Former Chairman, Federal Reserve System
(September 5, 1927 – December 8, 2019)
It is with immense sadness that we mourn the passing of Paul Volcker, Chairman Emeritus of the Group of Thirty, at the age of 92. He was without doubt the most influential central banker of his time, an outstanding public servant, and a giant in economic and financial policy thinking, even in his later years.
Paul Volcker’s public service stretched for decades, starting in the U.S. Treasury, under both Presidents Lyndon Johnson and Richard Nixon. He was appointed President of the Federal Reserve Bank of New York in 1975, before serving as Chairman of the Board of Governors of the Federal Reserve System from 1979-1987. At a critical juncture in economic history, he successfully brought down high rates of inflation and set the stage for a long period of growth. Upon leaving the Federal Reserve and government service, Paul carried on working in pursuit of the common good, in the United States and globally.
Paul Volcker led the G30, first as Chairman of the Group from 1990 to 2000, and then as Chairman of the Board of Trustees from 2001 until 2011. Under his leadership, the G30 went from strength to strength, impacting policy debates and outcomes on numerous topics including accounting standards, derivatives standards, and through the highly influential 2009 Volcker Report on reform of the financial system.
Paul also took up numerous other leadership roles, notably chairing the Inquiry into the UN Oil for Food Program and leading the Volcker Commission on Holocaust Assets. Paul also served as Chairman of President Obama’s Economic Recovery Advisory Board, formed in response to the 2008 financial crisis, and worked on tighter bank regulation and the “Volcker Rule.”
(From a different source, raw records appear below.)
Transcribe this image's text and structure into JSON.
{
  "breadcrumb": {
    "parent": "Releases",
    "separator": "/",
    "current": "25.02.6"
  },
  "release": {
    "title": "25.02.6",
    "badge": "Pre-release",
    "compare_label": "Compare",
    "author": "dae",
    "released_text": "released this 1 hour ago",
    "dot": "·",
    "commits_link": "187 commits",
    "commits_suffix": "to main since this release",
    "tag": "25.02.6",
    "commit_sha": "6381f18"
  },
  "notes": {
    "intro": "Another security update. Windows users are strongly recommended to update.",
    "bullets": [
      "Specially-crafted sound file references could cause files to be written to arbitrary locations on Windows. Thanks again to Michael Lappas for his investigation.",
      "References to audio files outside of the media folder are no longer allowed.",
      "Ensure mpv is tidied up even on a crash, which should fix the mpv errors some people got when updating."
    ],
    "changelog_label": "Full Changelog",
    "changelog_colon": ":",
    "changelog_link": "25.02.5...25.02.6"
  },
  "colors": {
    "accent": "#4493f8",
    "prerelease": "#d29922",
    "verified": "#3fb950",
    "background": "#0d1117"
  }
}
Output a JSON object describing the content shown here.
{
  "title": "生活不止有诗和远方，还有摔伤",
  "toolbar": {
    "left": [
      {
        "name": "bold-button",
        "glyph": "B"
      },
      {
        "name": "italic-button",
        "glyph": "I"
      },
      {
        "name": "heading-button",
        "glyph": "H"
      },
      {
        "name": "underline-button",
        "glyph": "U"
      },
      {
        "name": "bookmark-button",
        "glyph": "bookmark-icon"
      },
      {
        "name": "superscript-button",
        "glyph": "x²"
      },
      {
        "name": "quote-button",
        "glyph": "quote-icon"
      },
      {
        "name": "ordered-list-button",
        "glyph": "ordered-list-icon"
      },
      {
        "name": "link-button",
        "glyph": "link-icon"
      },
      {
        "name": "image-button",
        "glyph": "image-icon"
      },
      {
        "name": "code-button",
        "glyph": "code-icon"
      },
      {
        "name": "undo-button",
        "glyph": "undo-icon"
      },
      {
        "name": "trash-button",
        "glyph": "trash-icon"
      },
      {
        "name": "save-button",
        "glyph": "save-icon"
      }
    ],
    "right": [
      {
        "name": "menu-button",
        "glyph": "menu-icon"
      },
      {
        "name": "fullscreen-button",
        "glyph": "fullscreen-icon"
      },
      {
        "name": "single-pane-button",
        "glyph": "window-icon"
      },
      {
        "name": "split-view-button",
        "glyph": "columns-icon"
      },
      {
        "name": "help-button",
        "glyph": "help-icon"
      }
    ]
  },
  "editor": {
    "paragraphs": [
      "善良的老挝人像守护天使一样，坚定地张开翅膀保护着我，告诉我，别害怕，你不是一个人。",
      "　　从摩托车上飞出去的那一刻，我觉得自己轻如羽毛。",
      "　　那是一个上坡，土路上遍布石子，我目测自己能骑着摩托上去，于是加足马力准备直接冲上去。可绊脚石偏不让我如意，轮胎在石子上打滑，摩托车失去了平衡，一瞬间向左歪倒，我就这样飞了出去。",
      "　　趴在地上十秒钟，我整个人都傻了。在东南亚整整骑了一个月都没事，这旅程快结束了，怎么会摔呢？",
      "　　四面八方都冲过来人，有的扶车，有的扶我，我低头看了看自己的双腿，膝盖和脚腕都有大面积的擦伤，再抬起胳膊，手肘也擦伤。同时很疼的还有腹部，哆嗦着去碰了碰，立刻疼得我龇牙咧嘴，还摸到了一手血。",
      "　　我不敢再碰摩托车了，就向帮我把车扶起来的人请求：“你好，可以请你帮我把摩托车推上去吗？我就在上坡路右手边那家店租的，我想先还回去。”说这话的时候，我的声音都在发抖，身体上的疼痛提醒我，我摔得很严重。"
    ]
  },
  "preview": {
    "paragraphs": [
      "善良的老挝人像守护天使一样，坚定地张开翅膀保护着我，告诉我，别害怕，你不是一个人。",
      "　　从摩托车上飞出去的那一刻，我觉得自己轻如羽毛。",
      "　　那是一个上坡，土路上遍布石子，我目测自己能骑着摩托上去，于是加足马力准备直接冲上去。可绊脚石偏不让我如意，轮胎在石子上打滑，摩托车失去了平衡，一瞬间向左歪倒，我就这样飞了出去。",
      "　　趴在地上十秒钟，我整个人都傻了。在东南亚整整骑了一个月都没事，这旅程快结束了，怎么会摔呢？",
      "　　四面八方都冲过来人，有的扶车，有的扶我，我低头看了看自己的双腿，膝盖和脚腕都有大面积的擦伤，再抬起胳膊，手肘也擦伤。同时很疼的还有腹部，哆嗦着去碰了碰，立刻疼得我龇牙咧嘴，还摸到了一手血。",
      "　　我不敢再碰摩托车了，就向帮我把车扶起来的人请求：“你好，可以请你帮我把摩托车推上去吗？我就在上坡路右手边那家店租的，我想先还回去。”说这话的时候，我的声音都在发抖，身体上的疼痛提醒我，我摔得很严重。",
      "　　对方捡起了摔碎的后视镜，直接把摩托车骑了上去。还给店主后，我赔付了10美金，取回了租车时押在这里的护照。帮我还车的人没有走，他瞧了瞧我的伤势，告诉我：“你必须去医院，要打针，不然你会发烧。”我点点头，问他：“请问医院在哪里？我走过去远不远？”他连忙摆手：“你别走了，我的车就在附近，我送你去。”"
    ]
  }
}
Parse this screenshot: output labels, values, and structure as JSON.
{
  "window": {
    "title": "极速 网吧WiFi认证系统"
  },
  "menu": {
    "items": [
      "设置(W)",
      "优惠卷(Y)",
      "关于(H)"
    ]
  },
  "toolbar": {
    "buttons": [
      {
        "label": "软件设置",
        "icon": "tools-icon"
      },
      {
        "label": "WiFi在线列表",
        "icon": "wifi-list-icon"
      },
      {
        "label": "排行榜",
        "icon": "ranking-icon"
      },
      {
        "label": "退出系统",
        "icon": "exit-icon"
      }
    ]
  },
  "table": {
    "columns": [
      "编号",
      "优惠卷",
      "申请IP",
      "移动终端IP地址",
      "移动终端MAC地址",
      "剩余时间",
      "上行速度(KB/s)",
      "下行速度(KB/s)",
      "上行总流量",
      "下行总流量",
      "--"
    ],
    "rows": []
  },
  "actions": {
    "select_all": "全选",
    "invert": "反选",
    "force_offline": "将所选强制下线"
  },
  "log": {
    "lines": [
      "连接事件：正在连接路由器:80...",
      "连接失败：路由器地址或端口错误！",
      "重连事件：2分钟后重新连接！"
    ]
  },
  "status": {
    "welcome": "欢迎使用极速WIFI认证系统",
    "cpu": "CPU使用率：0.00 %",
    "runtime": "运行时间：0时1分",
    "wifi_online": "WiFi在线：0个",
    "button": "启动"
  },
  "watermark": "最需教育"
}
One area of constant focus for Paul was his support for training young officials for a life of public service, which he pursued through the creation of the Volcker Alliance and his work with schools of public administration.
We remember Paul as a stoic and an uncommon leader. He had a deep concern for all people. He was uncompromising on the truth and had the strength to tell people on occasion what they would not have wanted to hear. He always strove to bring colleagues with him. He was a mentor to generations of public servants. And Paul was a friend, in good times and bad.
Today, when the ethos of public service and high standards of public administration are needed more than ever, Paul Volcker’s life demonstrates what they mean, and will inspire generations to come. America and the world has lost a unique and outstanding figure. We in the Group of Thirty have lost a true friend and mentor. We send our deepest sympathy to Anke, his son, his daughter, and the rest of his family at this sad time.